This variety of banana is ‘Musa balbisiana’ and was sown last February. The fruit are between a blue and green colour and are considered inedible because of the seeds they contain. I did read that agriculturists must of cooked and eaten these centuries ago to establish how to modify the heavily cultivated varities we consume today. As you can see, it’s doing really well so far, much to my good lady’s delight of my plants being spread all over the house on any empty windowsill available.
Rhubarb is one our summer favourites and is so easy to grow, as nothing seems to like to eat it! I make a crumble from it by chopping the stalks into chunks and covering with the mixture which is made from flour, sugar and butter –
Recipe courtesy of BBC Good Food
THICK VANILLA CUSTARD
Heat 600ml double cream until steaming but not boiling. Meanwhile, mix together 6 egg yolks, 4 tbsp caster sugar, 2 tsp cornflour and ½ tsp vanilla extract in a bowl. Pour the cream onto the eggs, stirring continuously as you pour. Pour the whole lot back into the saucepan the cream came from and place over a medium heat. Stir until it thickens, about 10 mins, then pass through a sieve and serve.
Another successful trial was to grow one of my favourite fruits, Nectarines! I sowed this seed last March which I got from a fruit that I ate.
you have to carefully crack open the stone to reveal the slim oval shaped seed inside.
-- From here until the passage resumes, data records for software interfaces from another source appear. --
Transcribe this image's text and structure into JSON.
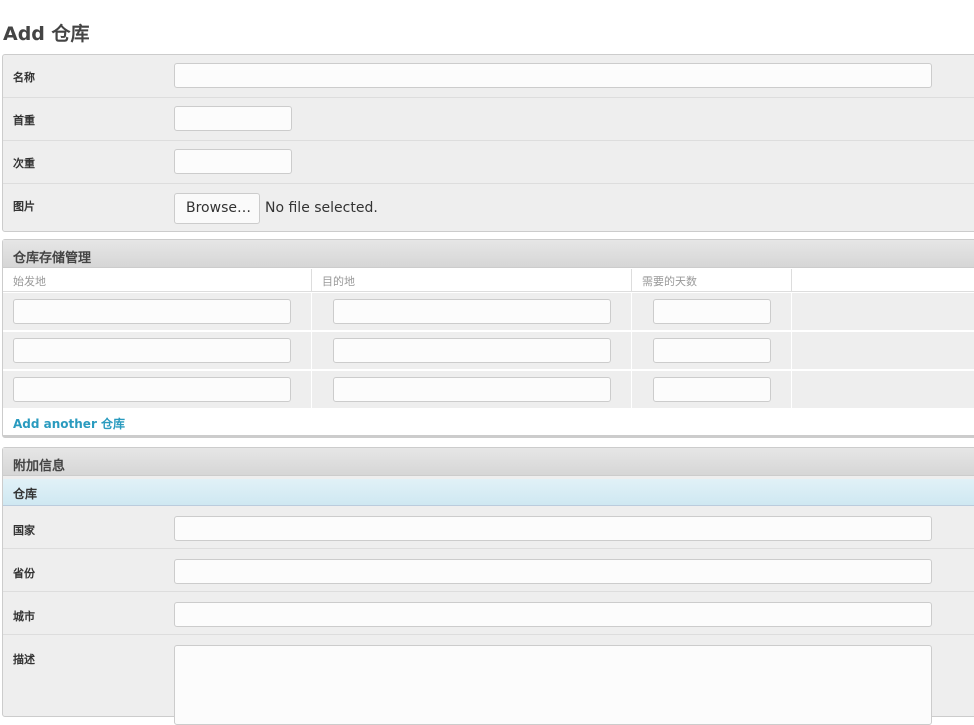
{
  "page": {
    "title": "Add 仓库"
  },
  "basic": {
    "fields": [
      {
        "label": "名称"
      },
      {
        "label": "首重"
      },
      {
        "label": "次重"
      },
      {
        "label": "图片"
      }
    ],
    "browse_label": "Browse…",
    "no_file": "No file selected."
  },
  "storage": {
    "title": "仓库存储管理",
    "columns": [
      "始发地",
      "目的地",
      "需要的天数"
    ],
    "row_count": 3,
    "add_another": "Add another 仓库"
  },
  "extra": {
    "title": "附加信息",
    "subtitle": "仓库",
    "fields": [
      {
        "label": "国家"
      },
      {
        "label": "省份"
      },
      {
        "label": "城市"
      },
      {
        "label": "描述"
      }
    ]
  },
  "colors": {
    "link": "#2a9bbf",
    "subheader": "#d9edf5"
  }
}
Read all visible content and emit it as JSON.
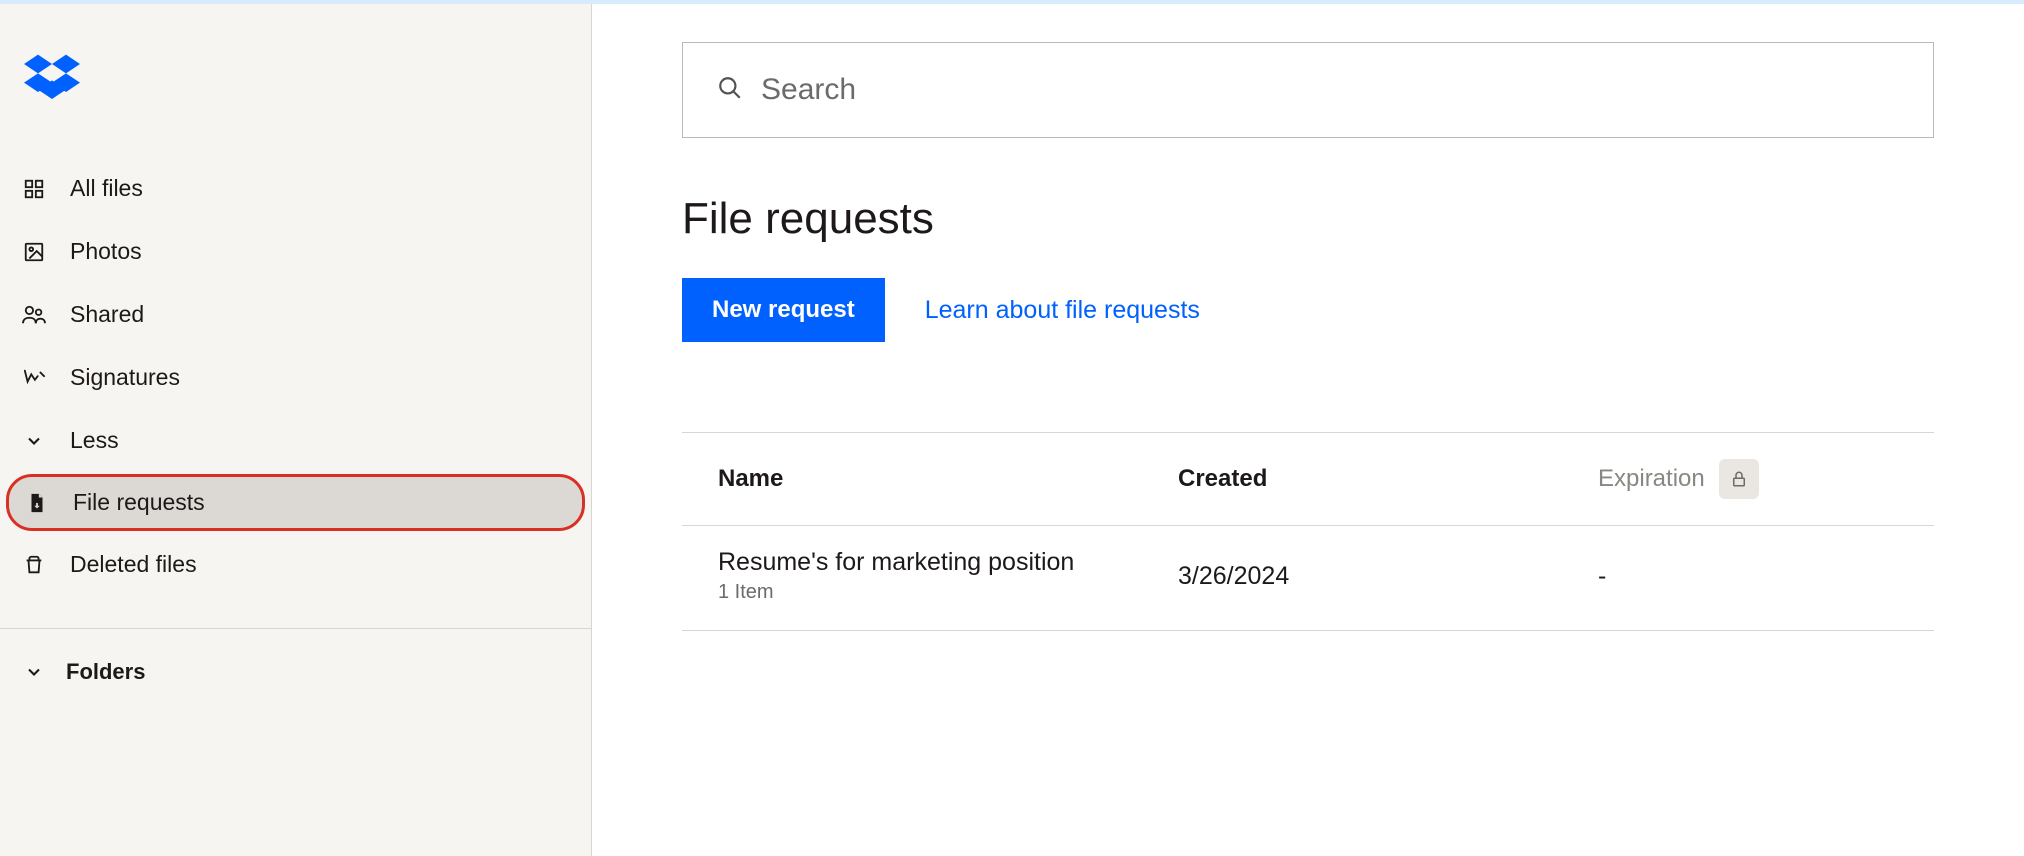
{
  "search": {
    "placeholder": "Search"
  },
  "sidebar": {
    "items": [
      {
        "label": "All files"
      },
      {
        "label": "Photos"
      },
      {
        "label": "Shared"
      },
      {
        "label": "Signatures"
      },
      {
        "label": "Less"
      },
      {
        "label": "File requests"
      },
      {
        "label": "Deleted files"
      }
    ],
    "folders_label": "Folders"
  },
  "page": {
    "title": "File requests",
    "new_request_label": "New request",
    "learn_link_label": "Learn about file requests"
  },
  "table": {
    "headers": {
      "name": "Name",
      "created": "Created",
      "expiration": "Expiration"
    },
    "rows": [
      {
        "name": "Resume's for marketing position",
        "subtitle": "1 Item",
        "created": "3/26/2024",
        "expiration": "-"
      }
    ]
  }
}
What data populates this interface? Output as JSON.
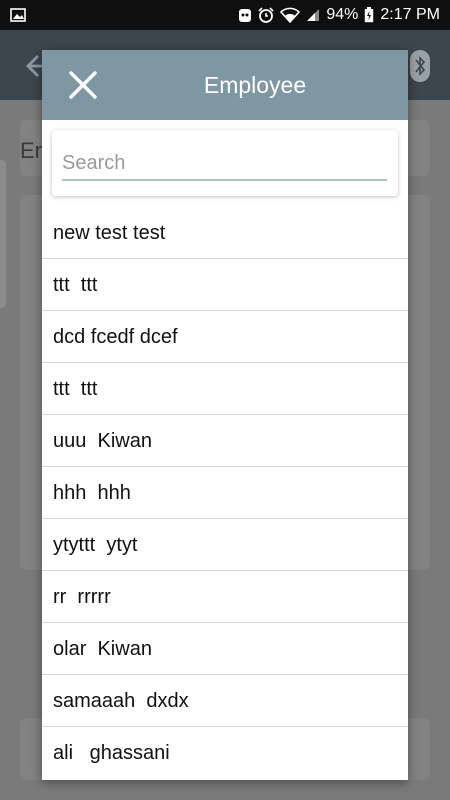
{
  "status_bar": {
    "battery": "94%",
    "time": "2:17 PM",
    "icons": [
      "image-icon",
      "notification-icon",
      "alarm-icon",
      "wifi-icon",
      "signal-icon",
      "battery-icon"
    ]
  },
  "background": {
    "label": "En",
    "icons": [
      "back-arrow-icon",
      "bluetooth-icon"
    ]
  },
  "dialog": {
    "title": "Employee",
    "close_icon": "close-icon",
    "search_placeholder": "Search",
    "header_color": "#7f96a3",
    "employees": [
      "new test test",
      "ttt  ttt",
      "dcd fcedf dcef",
      "ttt  ttt",
      "uuu  Kiwan",
      "hhh  hhh",
      "ytyttt  ytyt",
      "rr  rrrrr",
      "olar  Kiwan",
      "samaaah  dxdx",
      "ali   ghassani"
    ]
  }
}
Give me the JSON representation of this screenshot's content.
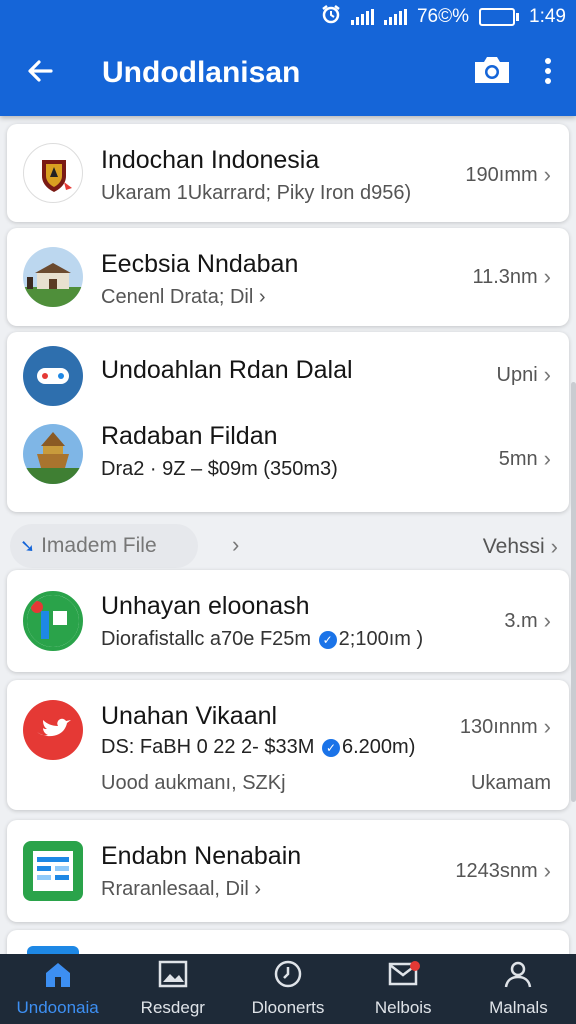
{
  "status_bar": {
    "battery": "76©%",
    "time": "1:49",
    "battery_level": 0.72
  },
  "app_bar": {
    "title": "Undodlanisan",
    "icons": {
      "back": "arrow-back-icon",
      "camera": "camera-icon",
      "more": "more-vert-icon"
    }
  },
  "items": [
    {
      "name": "Indochan Indonesia",
      "detail": "Ukaram 1Ukarrard; Piky Iron d956)",
      "meta": "190ımm"
    },
    {
      "name": "Eecbsia Nndaban",
      "detail": "Cenenl Drata; Dil ›",
      "meta": "11.3nm"
    },
    {
      "name": "Undoahlan Rdan Dalal",
      "detail": "",
      "meta": "Upni"
    },
    {
      "name": "Radaban Fildan",
      "detail": "Dra2 · 9Z – $09m (350m3)",
      "meta": "5mn"
    },
    {
      "name": "Unhayan eloonash",
      "detail_before": "Diorafistallc a70e F25m",
      "detail_after": "2;100ım )",
      "meta": "3.m"
    },
    {
      "name": "Unahan Vikaanl",
      "detail_before": "DS: FaBH 0 22 2- $33M",
      "detail_after": "6.200m)",
      "detail2": "Uood aukmanı, SZKj",
      "meta": "130ınnm",
      "meta2": "Ukamam"
    },
    {
      "name": "Endabn Nenabain",
      "detail": "Rraranlesaal, Dil ›",
      "meta": "1243snm"
    }
  ],
  "section": {
    "label": "Imadem File",
    "right_label": "Vehssi"
  },
  "bottom_nav": [
    {
      "label": "Undoonaia",
      "icon": "home-icon",
      "active": true
    },
    {
      "label": "Resdegr",
      "icon": "image-icon",
      "active": false
    },
    {
      "label": "Dloonerts",
      "icon": "clock-icon",
      "active": false
    },
    {
      "label": "Nelbois",
      "icon": "mail-icon",
      "active": false
    },
    {
      "label": "Malnals",
      "icon": "person-icon",
      "active": false
    }
  ],
  "colors": {
    "primary": "#1565d8",
    "nav_bg": "#1e2a38",
    "nav_active": "#3d8ff2",
    "verified": "#1a73e8"
  }
}
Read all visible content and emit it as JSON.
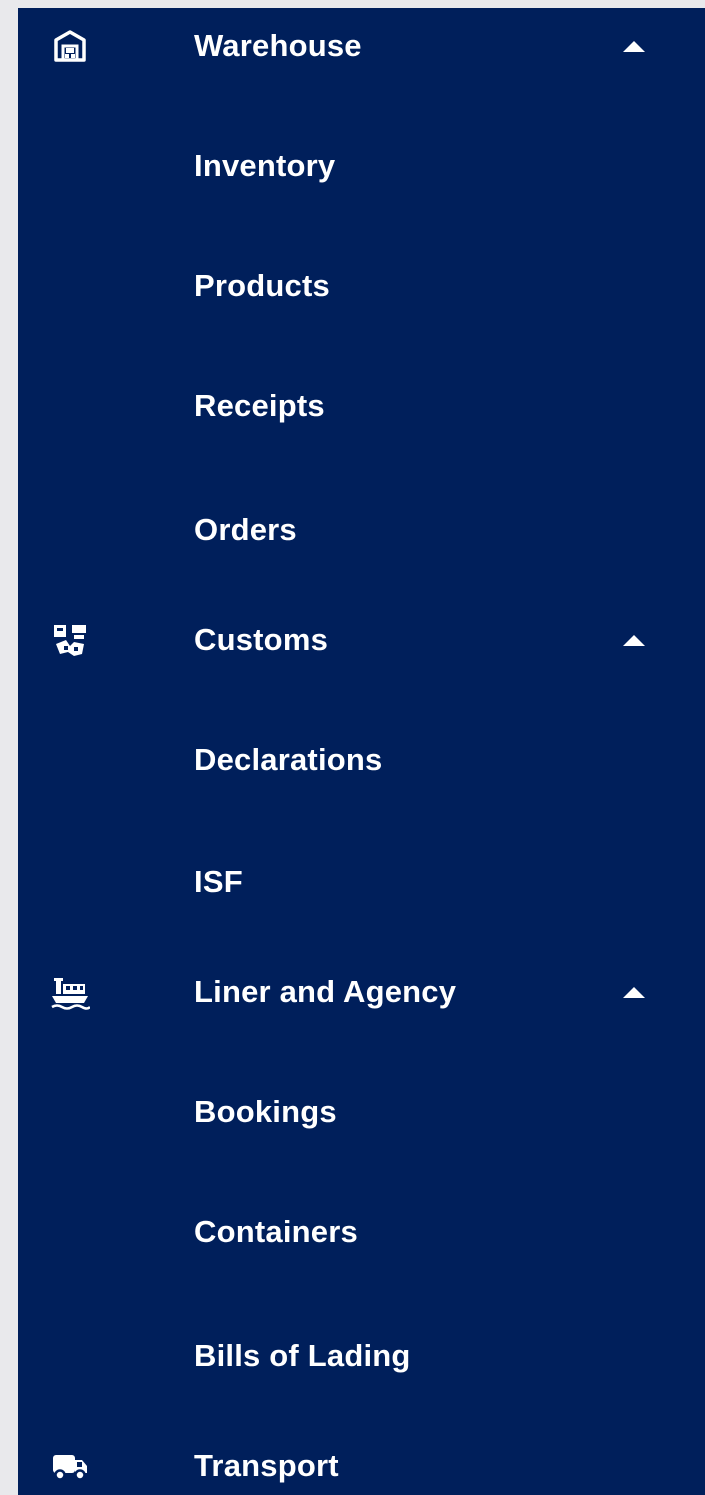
{
  "colors": {
    "panel_background": "#001f5b",
    "page_background": "#e9e9ec",
    "text": "#ffffff"
  },
  "nav": {
    "warehouse": {
      "label": "Warehouse",
      "icon": "warehouse-icon",
      "expanded": true,
      "children": [
        {
          "label": "Inventory"
        },
        {
          "label": "Products"
        },
        {
          "label": "Receipts"
        },
        {
          "label": "Orders"
        }
      ]
    },
    "customs": {
      "label": "Customs",
      "icon": "customs-icon",
      "expanded": true,
      "children": [
        {
          "label": "Declarations"
        },
        {
          "label": "ISF"
        }
      ]
    },
    "liner": {
      "label": "Liner and Agency",
      "icon": "ship-icon",
      "expanded": true,
      "children": [
        {
          "label": "Bookings"
        },
        {
          "label": "Containers"
        },
        {
          "label": "Bills of Lading"
        }
      ]
    },
    "transport": {
      "label": "Transport",
      "icon": "truck-icon"
    }
  }
}
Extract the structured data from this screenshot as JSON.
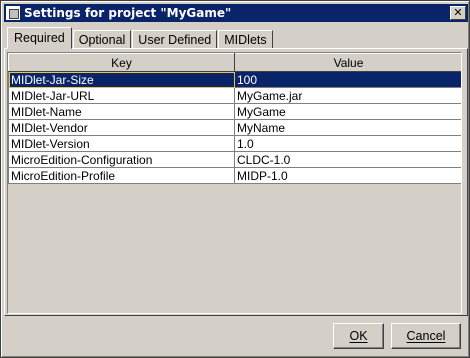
{
  "window": {
    "title": "Settings for project \"MyGame\"",
    "close_glyph": "✕"
  },
  "tabs": [
    {
      "label": "Required",
      "active": true
    },
    {
      "label": "Optional",
      "active": false
    },
    {
      "label": "User Defined",
      "active": false
    },
    {
      "label": "MIDlets",
      "active": false
    }
  ],
  "table": {
    "columns": [
      "Key",
      "Value"
    ],
    "rows": [
      {
        "key": "MIDlet-Jar-Size",
        "value": "100",
        "selected": true
      },
      {
        "key": "MIDlet-Jar-URL",
        "value": "MyGame.jar",
        "selected": false
      },
      {
        "key": "MIDlet-Name",
        "value": "MyGame",
        "selected": false
      },
      {
        "key": "MIDlet-Vendor",
        "value": "MyName",
        "selected": false
      },
      {
        "key": "MIDlet-Version",
        "value": "1.0",
        "selected": false
      },
      {
        "key": "MicroEdition-Configuration",
        "value": "CLDC-1.0",
        "selected": false
      },
      {
        "key": "MicroEdition-Profile",
        "value": "MIDP-1.0",
        "selected": false
      }
    ]
  },
  "buttons": {
    "ok": "OK",
    "cancel": "Cancel"
  },
  "colors": {
    "titlebar": "#0a246a",
    "selection": "#0a246a",
    "face": "#d4d0c8"
  }
}
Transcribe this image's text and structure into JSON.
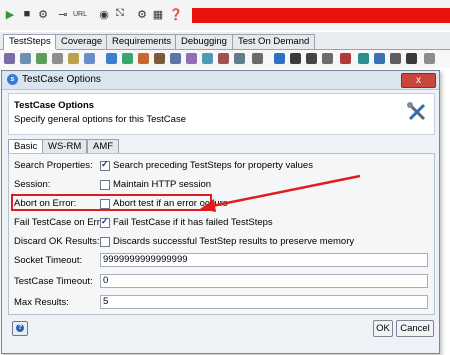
{
  "tabs": [
    "TestSteps",
    "Coverage",
    "Requirements",
    "Debugging",
    "Test On Demand"
  ],
  "toolbar": {
    "url_label": "URL"
  },
  "dialog": {
    "title": "TestCase Options",
    "close_glyph": "x",
    "header_title": "TestCase Options",
    "header_subtitle": "Specify general options for this TestCase",
    "inner_tabs": [
      "Basic",
      "WS-RM",
      "AMF"
    ],
    "rows": {
      "search_label": "Search Properties:",
      "search_text": "Search preceding TestSteps for property values",
      "session_label": "Session:",
      "session_text": "Maintain HTTP session",
      "abort_label": "Abort on Error:",
      "abort_text": "Abort test if an error occurs",
      "fail_label": "Fail TestCase on Error:",
      "fail_text": "Fail TestCase if it has failed TestSteps",
      "discard_label": "Discard OK Results:",
      "discard_text": "Discards successful TestStep results to preserve memory",
      "socket_label": "Socket Timeout:",
      "socket_value": "9999999999999999",
      "timeout_label": "TestCase Timeout:",
      "timeout_value": "0",
      "max_label": "Max Results:",
      "max_value": "5"
    },
    "help_glyph": "?",
    "ok_label": "OK",
    "cancel_label": "Cancel"
  },
  "colors": {
    "annotation": "#e01c1c",
    "redbar": "#e8140c"
  }
}
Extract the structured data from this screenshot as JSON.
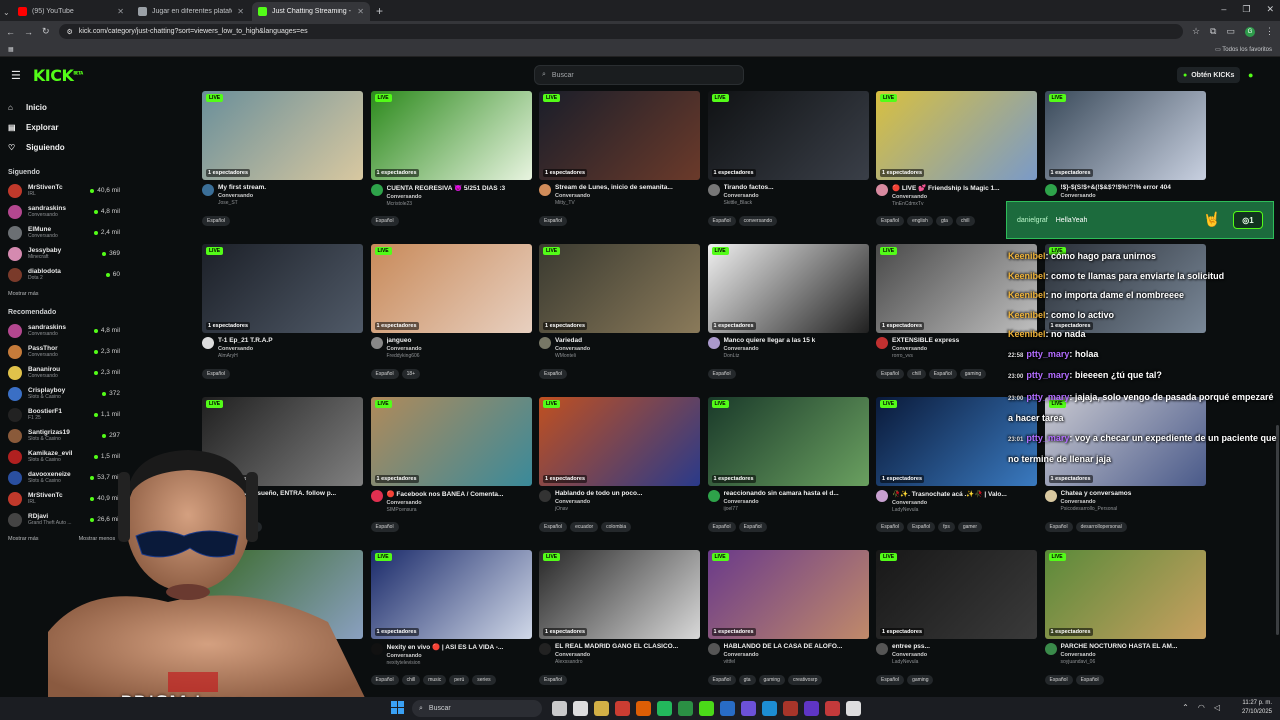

I didn’t do anything special to it either, but did purchase a heated propagator for £30 online which has been an amazing investment. It germinates seeds very quickly by keeping them at a constant 21c.
Our cottage was built in the 1850s of Early Victorian England and some of the plants have probably been in the ground a lon long time. This is my favourite sash window which looks kind of bare at the moment as we’re just coming out of winter. I’ll try and grow a grapvine each side on the trellis this year. It’s sheltered and get’s lots of sun too as we have a south facing garden.
The Pansies I sowed in November are now budding nicely.
I also love to upcycle wood, so I made this nesting box. I’ve seen some interested birds hanging around in the tree opposite so they’ll hopefull be moving in soon!
I hope you enjoyed my first indepth gardening post and liked the Rhubarb crumble recipe too!
Let’s get out in our gardens, rooftop spaces and kitchens and grow some food! It’s fun and good for the soul!
Yes, I made this chair too!
Jerry Rosman was a pig farmer, he also grew corn to feed his stock. In 1997, he got involved in producing GMO corn because he was an avid follower of biotech. In 2000, he took notice of his stock being plagued by false pregnancies. When the sows went into labor, they gave birth to a sack of water instead of piglets.
He researched to find the reason for the false pregnancies and his research led him to the corn he was feeding his stock. He noticed when he discussed the possibility that the problem may be the GMO corn he was met with harsh opposition to the point of being bullied.
In 2014, a Danish farmer plagued with deformed and stillborn piglets discovered that glyphosate was the culprit. The problem for the Danish farmer was rectified when he reverted back to feeding his stock conventional feed. For Mr. Rosman, he ended up losing his career as a pig farmer.